Jeremy Trescott, the Earl of Kendall, is the hero of Tessa Dare’s Goddess of the Hunt. He’s a cold-blooded rake with no intention to marry, ever. But when Lucy Waltham, a girl he’s known practically his whole life, tells him that she’s fallen in love and plans to use him to practice her kisses, the chilly earl suddenly finds that there’s something in life he wants more than his independence. But even when he marries Lucy, he finds that ownership of a woman is not really ownership. What he needs is for her to need him: and yet the woman he married is a tough, unbreakable little thing. That’s the conundrum of all these novels. The alpha man doesn’t choose a beta woman: he finds himself with a woman as powerful, as fierce, and as passionate as he is. The delicious pleasure is in seeing the hero realize the heroine’s power over him — in making the alpha man beg, to be frank about it: “Tell me you need me,” Jeremy says, “because God knows I can’t live without you. I’ll kill the man who tries to take you away?” This is a game that men of this stripe don’t understand — one where there are no winners, but no losers either.

The heroine of Sandra Hill’s So Into You has been a poker champion and a treasure hunter, and is possessed as well of an extraordinary knowledge of folk healing and a past as a nun. There’s only one man who could ever best her: her friend Angel Sabato. Hill’s alpha man has been in the navy, and in construction, and then made a fortune treasure-hunting. And Angel is no Angel; as he says, at 34, “he’d been around the block so many times there were probably street signs named after him.” He’s been around the block enough to know precisely what he wants: Grace. But Grace wants nothing to do with Angel. Yet she does want money for her favorite New Orleans charity, so Angel bets a $100,000 donation against one night with her. You can imagine just how well that bet works out for both of them. The key, of course, is that Angel has to learn to compromise rather than command. The twist in So Into You is Hill’s — and her characters’ — sense of humor; the novel will keep you laughing aloud at the wry way both characters poke fun at their battle even as it rages.

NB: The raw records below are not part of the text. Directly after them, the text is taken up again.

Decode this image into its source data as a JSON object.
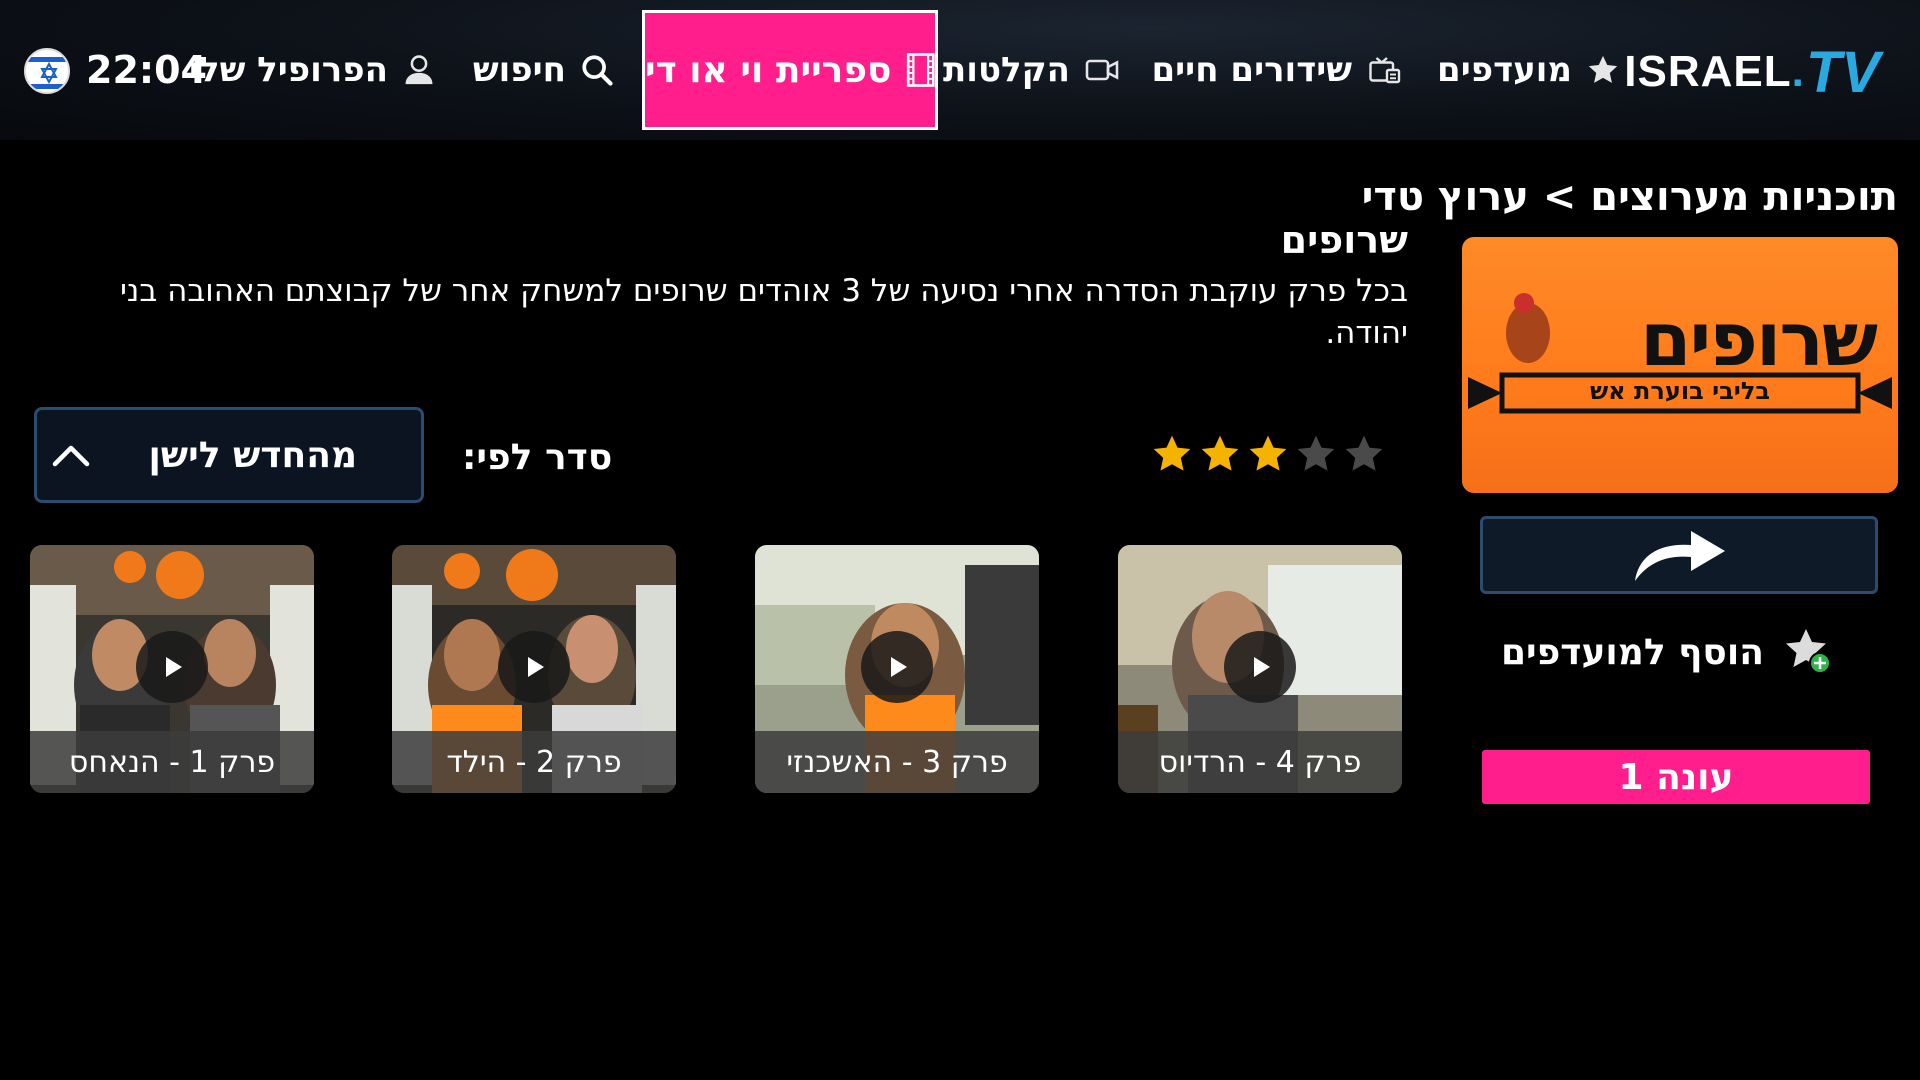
{
  "nav": {
    "logo_main": "ISRAEL",
    "logo_dot": ".",
    "logo_tv": "TV",
    "favorites": "מועדפים",
    "live": "שידורים חיים",
    "recordings": "הקלטות",
    "vod": "ספריית וי או די",
    "search": "חיפוש",
    "profile": "הפרופיל שלי",
    "clock": "22:04"
  },
  "page": {
    "breadcrumb": "תוכניות מערוצים > ערוץ טדי",
    "show_title": "שרופים",
    "description": "בכל פרק עוקבת הסדרה אחרי נסיעה של 3 אוהדים שרופים למשחק אחר של קבוצתם האהובה בני יהודה."
  },
  "poster": {
    "title_art": "שרופים",
    "subtitle_art": "בליבי בוערת אש"
  },
  "rating": {
    "value": 3,
    "max": 5,
    "active_color": "#f5b301",
    "inactive_color": "#4a4a4a"
  },
  "actions": {
    "share_icon": "share-arrow-icon",
    "add_favorites": "הוסף למועדפים",
    "season": "עונה 1"
  },
  "sort": {
    "label": "סדר לפי:",
    "value": "מהחדש לישן"
  },
  "episodes": [
    {
      "title": "פרק 4 - הרדיוס"
    },
    {
      "title": "פרק 3 - האשכנזי"
    },
    {
      "title": "פרק 2 - הילד"
    },
    {
      "title": "פרק 1 - הנאחס"
    }
  ],
  "colors": {
    "accent_pink": "#ff1e8c",
    "logo_blue": "#2aa9e0",
    "border_blue": "#2c4c6e"
  }
}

I’m ending this column with a book that goes straight to the heart of why some early feminists didn’t want women reading romance: they argued that books about alpha men would lull women into staying in one-sided relationships dominated by abusive partners (and, of course, the hint of eroticized rape was part of that argument). Nicole Dickson’s Casting Off is a brilliantly nuanced and beautiful novel about grieving, and letting go, about the cruel dangers of loving anyone — children or husbands — and about falling in love again. Escaping from an abusive marriage, Rebecca Moray leaves the States with her young daughter and flees to an island off the coast of Galway. In the midst of writing about Irish sweater-making, and learning to forgive herself for her failed marriage, Rebecca falls in love. Fionn is no pushover, and not a simply sweet antidote to her abusive husband: he’s a tough, honorable, strong man. Rebecca painfully thinks through the difference between a man who thinks nothing of his spouse and a man who knows how to love.

That’s the secret at the core of these alpha-hero stories: the heroes are men who know how to love. They may need to learn how to be truly intimate, slowly and sometimes painfully — but they learn. Or sometimes, like Angel and like Fionn, they understand it instinctively. Beta men don’t have the corner on love, and these novels go straight to the heart of that truth.

If you’d like to discuss your favorite alpha hero, please stop in to chat with Eloisa in the Romantic Reads Book Club, where she’ll be joined by Christina Dodd and Sandra Hill. You can check out Eloisa’s past columns in the Archives. If you’d like a peek at Eloisa’s own romances (and an excerpt of A Duke of Her Own), please visit her Web site at

And don’t forget to check out Barnes & Noble’s new daily romance blog Heart to Heart, where the fabulous Michelle Buonfiglio chats about the hottest news in the world of romance, from favorite authors to scorching love scenes.